This article was written by Dr David Attwood, Honorary Secretary British Geriatrics Society.
David is a GP with a specialist interest in Older People, particularly in change management surrounding their proactive and unplanned care.
This article was first published on https://www.bgs.org.uk/ 1st October 2019
We have all been there, having a conversation with an older person and their families - asking a general open question about how we can help, patient goals, etc.
The older person insists there is nothing wrong and that they are fine, while the family member (looking slightly gobsmacked and vigorously shaking head) insists they really are not fine, and provides a list of highly significant problems.
When we all stop and think about it, what are the happiest moments in our lives? They are times spent with family. Seeing our children walk their first steps, the first successful wee on a potty, swimming the first time, that first day at school, weddings, witnessing the arrival of the next generation, and the next generation.

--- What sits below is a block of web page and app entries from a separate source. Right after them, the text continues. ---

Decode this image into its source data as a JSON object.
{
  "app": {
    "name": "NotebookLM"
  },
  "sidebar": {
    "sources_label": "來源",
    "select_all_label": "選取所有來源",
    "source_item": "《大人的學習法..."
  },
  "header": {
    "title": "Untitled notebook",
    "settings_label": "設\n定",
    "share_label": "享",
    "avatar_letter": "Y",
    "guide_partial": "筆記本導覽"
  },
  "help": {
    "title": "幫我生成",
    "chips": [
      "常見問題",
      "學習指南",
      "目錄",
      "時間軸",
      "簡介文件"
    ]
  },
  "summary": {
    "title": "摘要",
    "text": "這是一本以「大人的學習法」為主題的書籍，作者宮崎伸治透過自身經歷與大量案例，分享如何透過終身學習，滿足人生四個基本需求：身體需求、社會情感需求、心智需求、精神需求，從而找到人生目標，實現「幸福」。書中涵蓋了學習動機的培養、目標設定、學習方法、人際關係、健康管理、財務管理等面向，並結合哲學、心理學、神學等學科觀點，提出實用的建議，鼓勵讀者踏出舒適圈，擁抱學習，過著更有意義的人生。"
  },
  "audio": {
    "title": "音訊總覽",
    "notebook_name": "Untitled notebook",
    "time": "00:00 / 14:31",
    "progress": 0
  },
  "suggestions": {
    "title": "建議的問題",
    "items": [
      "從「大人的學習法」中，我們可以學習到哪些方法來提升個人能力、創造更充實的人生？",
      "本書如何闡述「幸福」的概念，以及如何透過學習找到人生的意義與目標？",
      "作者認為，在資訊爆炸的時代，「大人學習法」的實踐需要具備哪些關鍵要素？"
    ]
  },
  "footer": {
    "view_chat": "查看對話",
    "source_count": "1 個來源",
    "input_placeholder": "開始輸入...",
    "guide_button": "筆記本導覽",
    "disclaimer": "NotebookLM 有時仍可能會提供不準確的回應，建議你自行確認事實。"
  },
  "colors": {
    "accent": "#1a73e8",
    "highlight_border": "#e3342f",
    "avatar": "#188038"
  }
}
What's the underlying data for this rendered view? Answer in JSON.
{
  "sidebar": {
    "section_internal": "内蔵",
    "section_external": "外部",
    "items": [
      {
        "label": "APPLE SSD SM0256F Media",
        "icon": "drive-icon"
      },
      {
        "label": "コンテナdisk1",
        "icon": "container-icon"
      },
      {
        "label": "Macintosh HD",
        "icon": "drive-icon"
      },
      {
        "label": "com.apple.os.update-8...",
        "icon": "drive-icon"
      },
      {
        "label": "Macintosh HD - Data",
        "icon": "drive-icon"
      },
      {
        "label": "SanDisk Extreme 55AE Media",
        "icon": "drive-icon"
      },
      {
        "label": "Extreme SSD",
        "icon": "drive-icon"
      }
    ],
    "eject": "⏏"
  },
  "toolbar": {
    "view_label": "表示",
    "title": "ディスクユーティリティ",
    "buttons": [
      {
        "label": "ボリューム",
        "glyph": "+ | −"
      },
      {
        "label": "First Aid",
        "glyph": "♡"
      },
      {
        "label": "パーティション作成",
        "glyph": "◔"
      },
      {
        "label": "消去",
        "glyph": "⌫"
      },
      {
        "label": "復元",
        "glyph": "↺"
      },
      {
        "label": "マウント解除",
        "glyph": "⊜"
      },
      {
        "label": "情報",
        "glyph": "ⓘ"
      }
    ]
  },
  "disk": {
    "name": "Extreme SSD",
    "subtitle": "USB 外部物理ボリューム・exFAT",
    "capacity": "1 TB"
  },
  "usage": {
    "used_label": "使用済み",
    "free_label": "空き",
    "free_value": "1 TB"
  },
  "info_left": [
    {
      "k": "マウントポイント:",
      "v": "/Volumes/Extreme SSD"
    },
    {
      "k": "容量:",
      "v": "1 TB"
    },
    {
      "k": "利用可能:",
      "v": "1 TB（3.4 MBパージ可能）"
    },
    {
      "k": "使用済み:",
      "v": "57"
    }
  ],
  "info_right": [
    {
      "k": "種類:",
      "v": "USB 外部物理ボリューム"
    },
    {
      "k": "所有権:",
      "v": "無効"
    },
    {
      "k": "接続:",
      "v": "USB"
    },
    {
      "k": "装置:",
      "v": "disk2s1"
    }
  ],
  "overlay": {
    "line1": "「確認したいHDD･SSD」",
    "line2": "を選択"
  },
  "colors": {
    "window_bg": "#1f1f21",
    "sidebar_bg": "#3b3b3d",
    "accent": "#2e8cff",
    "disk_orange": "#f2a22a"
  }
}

For those that do not have children, time with their partners or close friends are just as important.
Our lives are awash with fond memoirs of the past, happiness in the present, and hope for the future. To love and be loved. That is true happiness and the essence of fun-guarding.
Older people are no different and life in a care home can (and does) provide much merriment and mirth. Just like previous memories, these new life experiences are best shared with the family.
I recently had a consultation with an older lady who was living in a care home with severe frailty and rheumatoid arthritis. Her hands had the classic deformities of the pre-disease-modifying antirheumatic drugs (DMAD) era. Her son and daughter-in-law had been called in for this consultation - they were a close family and were only too happy to attend.
What struck me most was how homely her room looked. There were heaps of photos scattered around the room from four generations of family. She smiled warmly as I looked at the photo of her great grandchildren and started telling me all about them.
The conversation moved to what her goals were and what mattered to her. She glanced at the beaker in a straw on her table and then flashed a smile “I miss a cup of tea. I really wish that my hands could hold a cup and I could sip from it like a normal person.”
A referral to an OT was not needed as the care home staff came up with some cunning solutions to this problem, and before long she was drinking from a modified long-handled mug.
Another key issue that caused her sadness was that she had four brothers and sisters, all of whom were in care homes up and down the country. Tears filled her eyes and she shook her head “I know I will probably never see them again.” She lifted her head up, her tears replaced by the typical stoicism that we see in the eyes of older people “I’ve said my goodbyes in my heart. I suspect they have too…”
I looked at her son. “Do you have a laptop?”
“Yeah” he replied quizzically.
“Are you good with internet and apps? Things like that?”
“Yeah” his quizzical stare in his eyes suddenly gave way to a ‘eureka’ moment. He explained to his mother how he could arrange things so that she could video call her brothers and sisters using Skype.
“It’s not perfect, Mom, but it could be really good fun and you would all be able to see each other…”
She cried with happiness and thanked him (and her other children not present) for being so kind and thoughtful.
“You have always taken care of us, Mom.” He blinked back his tears.
“Now it’s our turn.”
So when I think of fun-guarding, I think of the family. We need to change our mindset. Older people in care homes are people first. They are still living, still in need of fun and happiness, which is bred from love and being loved.
Family are crucial to ensuring the memories of yesteryear are not lost, and the memories of tomorrow are successfully created today.